Innovation, meet organization
MIT Economist studies the creation and use of technology, from the R&D lab to the workplace
Long before John Van Reenen became a professor at MIT, he was studying MIT topics in an MIT style.
“Technology has always been one of the motivations of my work,” says Van Reenen, a high-profile economist who joined the MIT faculty in 2016. More specifically, he adds, he likes to explore “how people come up with ideas, and how ideas spread, among firms and across countries.” In short, Van Reenen studies how our modern world keeps modernizing.
Van Reenen became well-known, however, partly by explaining why people in his native Britain have not come up with ideas, at least not as much as they once did. In research during the 1990s, Van Reenen determined that British firms had lagging R&D investment across most of the country’s industrial sectors. This decline was compounded by a significant withdrawal of government support for R&D in the 1980s.
As a result, Britain had an innovation malaise that was real, but curable. Van Reenen’s prescription: more sensible tax plans to spur R&D investment and fuel the growth that comes from innovation.
“The traditional way we thought about innovation and technology was as if it’s dropped on us, like manna from heaven,” Van Reenen says. However, he adds, “Technology can respond to the social and economic environment.
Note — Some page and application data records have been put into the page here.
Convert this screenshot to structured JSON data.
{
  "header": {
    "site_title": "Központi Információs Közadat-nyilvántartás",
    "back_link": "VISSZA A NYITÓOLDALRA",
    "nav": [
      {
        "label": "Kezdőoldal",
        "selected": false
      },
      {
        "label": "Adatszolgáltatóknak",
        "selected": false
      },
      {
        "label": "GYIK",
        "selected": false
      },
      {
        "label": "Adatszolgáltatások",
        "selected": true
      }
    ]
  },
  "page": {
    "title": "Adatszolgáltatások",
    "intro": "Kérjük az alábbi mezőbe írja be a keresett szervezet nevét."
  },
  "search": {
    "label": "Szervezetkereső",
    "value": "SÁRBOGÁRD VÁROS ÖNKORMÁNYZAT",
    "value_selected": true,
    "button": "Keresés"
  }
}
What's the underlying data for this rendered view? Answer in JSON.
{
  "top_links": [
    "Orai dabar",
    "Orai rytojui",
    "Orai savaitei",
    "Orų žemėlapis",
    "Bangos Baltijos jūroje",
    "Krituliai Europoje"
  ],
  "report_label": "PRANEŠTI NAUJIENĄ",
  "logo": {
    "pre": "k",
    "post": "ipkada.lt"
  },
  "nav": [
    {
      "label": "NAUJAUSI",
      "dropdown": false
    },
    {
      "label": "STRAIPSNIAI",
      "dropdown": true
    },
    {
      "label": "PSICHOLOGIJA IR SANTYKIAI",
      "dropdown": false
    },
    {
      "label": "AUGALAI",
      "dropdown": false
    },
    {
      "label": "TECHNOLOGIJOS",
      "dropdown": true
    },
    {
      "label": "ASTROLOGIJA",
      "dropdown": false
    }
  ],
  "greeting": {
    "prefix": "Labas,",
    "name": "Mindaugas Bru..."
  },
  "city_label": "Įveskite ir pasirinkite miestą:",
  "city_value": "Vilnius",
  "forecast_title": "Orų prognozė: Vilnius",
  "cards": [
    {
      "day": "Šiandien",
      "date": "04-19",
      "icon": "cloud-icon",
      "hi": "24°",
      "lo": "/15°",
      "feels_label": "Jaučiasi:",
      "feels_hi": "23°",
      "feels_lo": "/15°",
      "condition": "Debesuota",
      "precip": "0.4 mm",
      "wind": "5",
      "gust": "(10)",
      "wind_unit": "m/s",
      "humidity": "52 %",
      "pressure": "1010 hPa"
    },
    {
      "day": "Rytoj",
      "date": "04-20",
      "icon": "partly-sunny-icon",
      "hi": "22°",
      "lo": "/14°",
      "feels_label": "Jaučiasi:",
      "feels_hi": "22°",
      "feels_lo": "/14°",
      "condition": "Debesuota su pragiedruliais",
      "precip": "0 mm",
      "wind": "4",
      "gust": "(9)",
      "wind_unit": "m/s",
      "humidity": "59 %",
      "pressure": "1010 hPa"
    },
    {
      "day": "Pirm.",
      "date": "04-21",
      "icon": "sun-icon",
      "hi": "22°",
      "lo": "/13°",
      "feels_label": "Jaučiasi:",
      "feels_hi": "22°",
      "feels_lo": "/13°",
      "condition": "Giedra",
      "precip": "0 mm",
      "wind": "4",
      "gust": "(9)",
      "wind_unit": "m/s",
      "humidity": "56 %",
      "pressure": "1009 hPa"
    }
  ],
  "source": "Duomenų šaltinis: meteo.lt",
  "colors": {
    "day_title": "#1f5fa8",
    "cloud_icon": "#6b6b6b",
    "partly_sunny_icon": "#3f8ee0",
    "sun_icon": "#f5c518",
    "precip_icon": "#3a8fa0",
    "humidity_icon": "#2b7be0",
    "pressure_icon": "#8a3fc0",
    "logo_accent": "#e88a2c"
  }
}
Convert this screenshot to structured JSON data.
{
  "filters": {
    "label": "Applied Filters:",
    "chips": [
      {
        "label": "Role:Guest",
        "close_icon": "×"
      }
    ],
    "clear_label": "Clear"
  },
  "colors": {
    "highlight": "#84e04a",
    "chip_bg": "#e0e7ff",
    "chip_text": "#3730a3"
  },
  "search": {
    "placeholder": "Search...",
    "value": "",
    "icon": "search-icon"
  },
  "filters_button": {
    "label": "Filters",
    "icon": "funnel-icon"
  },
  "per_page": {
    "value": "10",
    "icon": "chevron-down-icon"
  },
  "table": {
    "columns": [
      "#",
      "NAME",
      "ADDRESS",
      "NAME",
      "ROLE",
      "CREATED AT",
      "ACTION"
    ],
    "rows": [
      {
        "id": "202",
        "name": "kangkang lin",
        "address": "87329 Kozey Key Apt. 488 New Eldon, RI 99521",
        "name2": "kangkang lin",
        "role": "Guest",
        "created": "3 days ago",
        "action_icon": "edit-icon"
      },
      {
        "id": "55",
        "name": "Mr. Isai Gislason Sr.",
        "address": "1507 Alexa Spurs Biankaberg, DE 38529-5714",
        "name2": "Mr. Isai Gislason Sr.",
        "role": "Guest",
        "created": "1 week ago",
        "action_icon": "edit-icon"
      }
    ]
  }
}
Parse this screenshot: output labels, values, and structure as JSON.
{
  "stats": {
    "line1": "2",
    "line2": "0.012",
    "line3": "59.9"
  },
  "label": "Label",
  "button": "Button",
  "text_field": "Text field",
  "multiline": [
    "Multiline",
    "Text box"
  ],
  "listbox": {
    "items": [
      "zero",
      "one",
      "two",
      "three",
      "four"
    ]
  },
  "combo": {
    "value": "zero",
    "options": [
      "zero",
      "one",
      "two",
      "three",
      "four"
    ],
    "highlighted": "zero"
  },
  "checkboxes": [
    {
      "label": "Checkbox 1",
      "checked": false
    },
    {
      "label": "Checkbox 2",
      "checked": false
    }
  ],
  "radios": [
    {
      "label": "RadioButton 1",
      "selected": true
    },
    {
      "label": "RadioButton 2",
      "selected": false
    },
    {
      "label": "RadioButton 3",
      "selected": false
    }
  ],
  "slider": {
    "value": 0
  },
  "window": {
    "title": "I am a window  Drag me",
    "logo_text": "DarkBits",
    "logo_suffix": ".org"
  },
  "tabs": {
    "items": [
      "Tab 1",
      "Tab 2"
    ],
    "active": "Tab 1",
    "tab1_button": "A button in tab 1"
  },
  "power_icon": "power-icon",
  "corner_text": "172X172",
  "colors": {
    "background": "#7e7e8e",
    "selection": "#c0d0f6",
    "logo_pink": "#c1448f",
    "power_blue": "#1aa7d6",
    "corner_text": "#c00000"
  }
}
There are policies which can be used to spur the creation of new technologies.”